Work request:
Pull every line containing the word "λογική" out of the material below.

- - - -

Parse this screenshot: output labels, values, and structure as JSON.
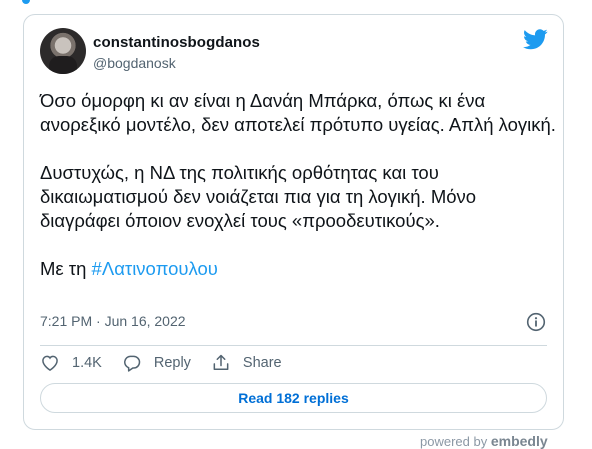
{
  "tweet": {
    "username": "constantinosbogdanos",
    "handle": "@bogdanosk",
    "paragraphs": [
      "Όσο όμορφη κι αν είναι η Δανάη Μπάρκα, όπως κι ένα ανορεξικό μοντέλο, δεν αποτελεί πρότυπο υγείας. Απλή λογική.",
      "Δυστυχώς, η ΝΔ της πολιτικής ορθότητας και του δικαιωματισμού δεν νοιάζεται πια για τη λογική. Μόνο διαγράφει όποιον ενοχλεί τους «προοδευτικούς»."
    ],
    "closing_prefix": "Με τη ",
    "hashtag": "#Λατινοπουλου",
    "timestamp": "7:21 PM · Jun 16, 2022"
  },
  "actions": {
    "likes": "1.4K",
    "reply_label": "Reply",
    "share_label": "Share"
  },
  "read_replies_label": "Read 182 replies",
  "footer": {
    "powered_prefix": "powered by",
    "powered_brand": "embedly"
  },
  "colors": {
    "accent": "#1d9bf0",
    "link_button": "#006fd6",
    "secondary_text": "#536471",
    "border": "#cfd9de"
  },
  "icons": [
    "twitter-bird-icon",
    "info-icon",
    "heart-icon",
    "reply-bubble-icon",
    "share-icon"
  ]
}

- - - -

Task output:
      "Όσο όμορφη κι αν είναι η Δανάη Μπάρκα, όπως κι ένα ανορεξικό μοντέλο, δεν αποτελεί πρότυπο υγείας. Απλή λογική.",
      "Δυστυχώς, η ΝΔ της πολιτικής ορθότητας και του δικαιωματισμού δεν νοιάζεται πια για τη λογική. Μόνο διαγράφει όποιον ενοχλεί τους «προοδευτικούς»."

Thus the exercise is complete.